In their Week 2 game against the Niners, Seattle was called for 10 penalties but nine of those were on offense. It wasn't about Richard Sherman or an "illegal" hit, but included three dumb pre-snap penalties. Seattle has had 16 total offensive penalties called against them in two games against San Francisco this season, with both games against the Niners being the games they were called for the most offensive penalties in.

Against the Rams, when they had their worst offensive performance of recent memory, but drew a season-high seven defensive penalties.

Still, San Francisco has been called for 19 penalties against Seattle this year, meaning that they have been called for the same number of flags against each other, with the Seahawks actually benefiting from 22 extra yards.

The reason that Seattle has more penalties than most teams really boils down to play by the offensive line more than anything else. Penalties by Seahawks:

Type Total League Average
Off. Holding 19 14.66
False Start 17 13.53
DPI 11 6.41
Un. Rough 10 5.41
Def. Holding 7 4.31
Def. Offside 7 3.94

While Seattle is called for more defensive pass interference calls than average, what's the actual difference? They have 4.59 more DPIs than the average team, spread out over 13 games, for an average of +0.35 defensive pass interference penalties per game, or, one for every three games.

Teams have attempted 434 passes against Seattle, against a league average of 462.3, or just 2.15 less pass attempts per game than the average NFL team.

The average NFL team has drawn 80 flags this year total, meaning that the Seahawks have 24 more penalties than the average team or 1.84 more penalties per game.

With yardage, the Seahawks are giving up about 20 yards per game in penalties (net difference from 75 penalty yards against being the beneficiary of 54 penalty yards per game) so what is that worth to them? I think the obvious answer is that pre-snap penalties are absolutely unnecessary and stupid. Costing yourself five yards for a false start or 12 men on the field or delay of game or whatever, just isn't acceptable.

Every team knows this. And while many people want to drive the narrative that Seattle is the "cheating bad boys of the NFL," every team also knows that you have to break the rules sometimes to win.

For every "How could they let Sherman make contact like that?!" screamed by a 49ers fan, there is a hands-across-America play from Vernon Davis as Frank Gore breaks off a game-changing 51-yard run. That's just part of the game until it's not. Davis knew what he was doing when he pulled Sherman out of the play, he just had to hope that the ref either wouldn't see it/determine it wasn't egregious enough to throw a flag/had Frank Gore on his fantasy team.

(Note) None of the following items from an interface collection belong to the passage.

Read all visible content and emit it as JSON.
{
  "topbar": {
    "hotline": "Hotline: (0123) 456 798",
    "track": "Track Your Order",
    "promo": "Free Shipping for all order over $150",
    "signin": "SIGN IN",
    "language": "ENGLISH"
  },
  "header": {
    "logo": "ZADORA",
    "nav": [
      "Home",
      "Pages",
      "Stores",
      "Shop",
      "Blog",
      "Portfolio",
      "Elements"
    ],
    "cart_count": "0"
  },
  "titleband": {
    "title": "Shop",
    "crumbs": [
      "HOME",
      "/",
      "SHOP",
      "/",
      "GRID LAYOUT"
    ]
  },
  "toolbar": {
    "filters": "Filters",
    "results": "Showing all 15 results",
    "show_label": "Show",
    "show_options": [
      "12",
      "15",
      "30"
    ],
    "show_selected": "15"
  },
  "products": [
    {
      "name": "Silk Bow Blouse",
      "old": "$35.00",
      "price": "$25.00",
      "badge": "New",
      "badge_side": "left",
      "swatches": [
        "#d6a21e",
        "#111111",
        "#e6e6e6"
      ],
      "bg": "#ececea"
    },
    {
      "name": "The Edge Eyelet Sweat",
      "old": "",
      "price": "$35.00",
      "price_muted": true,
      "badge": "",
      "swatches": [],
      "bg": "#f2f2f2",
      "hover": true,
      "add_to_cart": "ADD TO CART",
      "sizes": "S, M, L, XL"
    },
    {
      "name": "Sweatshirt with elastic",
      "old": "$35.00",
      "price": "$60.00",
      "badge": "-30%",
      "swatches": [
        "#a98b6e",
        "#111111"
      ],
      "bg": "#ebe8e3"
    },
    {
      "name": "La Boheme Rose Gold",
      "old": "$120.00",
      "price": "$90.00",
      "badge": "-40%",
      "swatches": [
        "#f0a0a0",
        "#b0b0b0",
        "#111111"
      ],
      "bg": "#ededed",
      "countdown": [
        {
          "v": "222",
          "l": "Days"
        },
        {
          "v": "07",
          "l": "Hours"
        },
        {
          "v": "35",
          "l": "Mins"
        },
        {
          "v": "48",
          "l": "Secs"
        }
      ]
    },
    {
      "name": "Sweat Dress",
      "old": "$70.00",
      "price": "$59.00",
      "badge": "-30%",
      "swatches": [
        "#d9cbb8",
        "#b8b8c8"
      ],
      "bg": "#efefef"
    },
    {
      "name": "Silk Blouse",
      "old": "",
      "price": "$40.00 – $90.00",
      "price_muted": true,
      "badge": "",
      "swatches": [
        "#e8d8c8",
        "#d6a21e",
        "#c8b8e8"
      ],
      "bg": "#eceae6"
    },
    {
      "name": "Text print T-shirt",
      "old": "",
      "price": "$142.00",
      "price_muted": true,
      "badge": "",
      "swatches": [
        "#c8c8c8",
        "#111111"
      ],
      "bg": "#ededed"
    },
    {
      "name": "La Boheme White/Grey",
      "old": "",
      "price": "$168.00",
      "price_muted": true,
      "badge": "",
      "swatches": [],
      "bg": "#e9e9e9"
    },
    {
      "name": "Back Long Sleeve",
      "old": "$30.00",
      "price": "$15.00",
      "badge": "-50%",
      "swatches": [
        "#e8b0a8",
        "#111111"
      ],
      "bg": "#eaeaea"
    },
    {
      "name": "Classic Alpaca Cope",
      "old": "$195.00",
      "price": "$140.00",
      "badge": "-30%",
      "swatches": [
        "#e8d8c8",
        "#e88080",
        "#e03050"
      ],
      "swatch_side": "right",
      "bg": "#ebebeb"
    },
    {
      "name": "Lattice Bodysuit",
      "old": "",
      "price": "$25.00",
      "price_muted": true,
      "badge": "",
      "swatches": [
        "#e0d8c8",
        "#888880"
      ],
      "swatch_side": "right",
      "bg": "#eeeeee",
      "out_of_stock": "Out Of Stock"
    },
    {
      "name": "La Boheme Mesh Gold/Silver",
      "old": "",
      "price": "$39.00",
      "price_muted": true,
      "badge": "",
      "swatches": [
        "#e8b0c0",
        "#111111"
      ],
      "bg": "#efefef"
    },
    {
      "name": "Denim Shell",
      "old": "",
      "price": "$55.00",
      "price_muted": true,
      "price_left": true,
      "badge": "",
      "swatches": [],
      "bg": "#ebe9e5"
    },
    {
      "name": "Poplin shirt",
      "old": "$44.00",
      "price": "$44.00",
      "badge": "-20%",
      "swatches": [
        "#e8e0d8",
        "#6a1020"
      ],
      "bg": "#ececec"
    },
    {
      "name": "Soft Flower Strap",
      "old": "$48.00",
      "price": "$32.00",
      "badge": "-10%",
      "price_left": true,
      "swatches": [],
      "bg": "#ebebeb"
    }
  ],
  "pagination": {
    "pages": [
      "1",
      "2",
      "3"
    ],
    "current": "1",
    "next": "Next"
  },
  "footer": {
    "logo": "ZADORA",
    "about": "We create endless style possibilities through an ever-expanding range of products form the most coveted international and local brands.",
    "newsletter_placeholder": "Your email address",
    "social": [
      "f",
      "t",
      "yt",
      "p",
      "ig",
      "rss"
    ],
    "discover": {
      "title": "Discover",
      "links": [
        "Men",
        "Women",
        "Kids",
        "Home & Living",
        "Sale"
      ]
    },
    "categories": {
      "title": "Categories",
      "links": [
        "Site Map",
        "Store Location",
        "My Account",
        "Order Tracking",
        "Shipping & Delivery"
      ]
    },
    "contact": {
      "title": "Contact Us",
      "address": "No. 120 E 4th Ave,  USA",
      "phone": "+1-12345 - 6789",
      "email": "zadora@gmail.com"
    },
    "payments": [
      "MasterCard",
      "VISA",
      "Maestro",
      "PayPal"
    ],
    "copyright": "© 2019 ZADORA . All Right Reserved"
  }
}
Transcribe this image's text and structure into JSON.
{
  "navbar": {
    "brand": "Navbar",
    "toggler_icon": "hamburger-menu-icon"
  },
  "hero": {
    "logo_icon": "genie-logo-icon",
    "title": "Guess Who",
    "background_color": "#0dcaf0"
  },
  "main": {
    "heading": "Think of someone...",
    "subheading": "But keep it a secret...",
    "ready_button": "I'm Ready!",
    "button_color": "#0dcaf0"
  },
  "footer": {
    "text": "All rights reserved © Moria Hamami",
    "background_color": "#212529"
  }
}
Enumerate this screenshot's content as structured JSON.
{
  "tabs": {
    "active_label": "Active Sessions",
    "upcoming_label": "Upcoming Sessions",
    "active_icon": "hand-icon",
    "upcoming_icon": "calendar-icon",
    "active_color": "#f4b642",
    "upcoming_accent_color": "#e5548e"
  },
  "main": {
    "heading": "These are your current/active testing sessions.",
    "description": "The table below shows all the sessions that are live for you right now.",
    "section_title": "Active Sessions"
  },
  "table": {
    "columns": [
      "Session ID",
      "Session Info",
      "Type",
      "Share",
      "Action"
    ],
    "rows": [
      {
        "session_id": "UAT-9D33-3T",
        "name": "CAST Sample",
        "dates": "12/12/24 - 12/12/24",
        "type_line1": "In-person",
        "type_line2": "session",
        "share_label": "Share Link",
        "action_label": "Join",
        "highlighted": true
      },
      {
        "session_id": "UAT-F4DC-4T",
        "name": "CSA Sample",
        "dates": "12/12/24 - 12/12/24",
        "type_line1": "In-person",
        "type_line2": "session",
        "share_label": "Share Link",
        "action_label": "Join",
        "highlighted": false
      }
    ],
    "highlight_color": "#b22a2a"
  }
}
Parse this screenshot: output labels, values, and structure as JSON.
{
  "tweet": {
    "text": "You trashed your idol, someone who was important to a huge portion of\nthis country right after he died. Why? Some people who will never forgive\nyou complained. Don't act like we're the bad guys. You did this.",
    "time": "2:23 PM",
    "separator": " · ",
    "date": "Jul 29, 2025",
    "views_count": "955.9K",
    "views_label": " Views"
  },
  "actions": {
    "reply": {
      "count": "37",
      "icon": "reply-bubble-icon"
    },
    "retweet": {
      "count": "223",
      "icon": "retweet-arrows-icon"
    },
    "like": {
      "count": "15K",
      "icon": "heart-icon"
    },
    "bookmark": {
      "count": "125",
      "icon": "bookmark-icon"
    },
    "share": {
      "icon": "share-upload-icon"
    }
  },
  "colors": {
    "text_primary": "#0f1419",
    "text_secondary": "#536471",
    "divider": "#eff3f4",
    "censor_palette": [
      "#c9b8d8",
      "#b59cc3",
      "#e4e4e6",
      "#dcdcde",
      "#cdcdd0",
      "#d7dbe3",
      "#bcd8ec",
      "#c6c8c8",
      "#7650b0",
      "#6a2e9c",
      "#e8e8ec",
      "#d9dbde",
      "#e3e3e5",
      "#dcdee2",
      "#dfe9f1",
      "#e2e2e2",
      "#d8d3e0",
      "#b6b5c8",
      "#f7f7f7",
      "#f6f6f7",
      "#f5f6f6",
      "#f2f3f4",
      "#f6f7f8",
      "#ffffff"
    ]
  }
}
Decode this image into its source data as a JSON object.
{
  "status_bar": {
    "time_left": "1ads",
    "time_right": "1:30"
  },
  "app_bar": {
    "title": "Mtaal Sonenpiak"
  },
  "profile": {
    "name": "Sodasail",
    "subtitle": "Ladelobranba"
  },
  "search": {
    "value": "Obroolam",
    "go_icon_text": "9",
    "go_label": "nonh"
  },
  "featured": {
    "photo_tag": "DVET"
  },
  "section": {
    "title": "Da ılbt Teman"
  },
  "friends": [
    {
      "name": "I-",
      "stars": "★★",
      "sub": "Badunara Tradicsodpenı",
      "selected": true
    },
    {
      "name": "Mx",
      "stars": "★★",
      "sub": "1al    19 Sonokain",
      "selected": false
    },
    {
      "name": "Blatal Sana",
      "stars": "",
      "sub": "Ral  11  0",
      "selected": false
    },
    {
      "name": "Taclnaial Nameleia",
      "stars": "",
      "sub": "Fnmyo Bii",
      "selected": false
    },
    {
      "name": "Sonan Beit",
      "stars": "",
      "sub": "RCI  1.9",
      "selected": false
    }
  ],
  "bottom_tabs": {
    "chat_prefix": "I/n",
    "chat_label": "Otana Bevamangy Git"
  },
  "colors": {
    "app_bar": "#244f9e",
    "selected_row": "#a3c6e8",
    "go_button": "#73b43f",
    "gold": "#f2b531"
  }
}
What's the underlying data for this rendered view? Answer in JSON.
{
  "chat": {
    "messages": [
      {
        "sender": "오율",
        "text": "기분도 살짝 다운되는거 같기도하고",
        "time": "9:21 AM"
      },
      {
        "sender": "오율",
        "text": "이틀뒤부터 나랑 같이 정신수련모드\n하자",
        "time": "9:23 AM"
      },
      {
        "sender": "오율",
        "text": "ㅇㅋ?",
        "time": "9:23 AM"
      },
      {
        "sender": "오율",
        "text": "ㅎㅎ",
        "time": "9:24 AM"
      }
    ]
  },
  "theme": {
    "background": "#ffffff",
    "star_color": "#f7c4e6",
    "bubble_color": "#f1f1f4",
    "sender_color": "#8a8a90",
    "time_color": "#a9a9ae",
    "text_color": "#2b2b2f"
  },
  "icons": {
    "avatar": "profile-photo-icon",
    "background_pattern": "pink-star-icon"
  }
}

If the Seahawks offensive line had been good enough all year to not be called for the sixth-most penalties in the NFL, then Seattle wouldn't be near the top like they are. On that same note, some of the least-penalized teams in the NFL, like Miami, Minnesota, Pittsburgh, Atlanta... aren't very good. Some might say that a team like Indianapolis (only 57 penalties, second-fewest in the league) has overachieved in part because of playing by the book, while others would say that Seattle and Denver have the best records in the NFL because of their style of play.

A style of play that causes more penalties? Maybe. But every team has to weigh the benefits of a few yellow flags, because it's only costing you yards, not the game. Sometimes you have to give up a few yards in order to save yourself.

Addendum: Sherman has been called for three DPI penalties, which is fairly common. Antonio Rodgers-Cromartie of the Jets has six, two players have five, six players have four, and 16 players have three.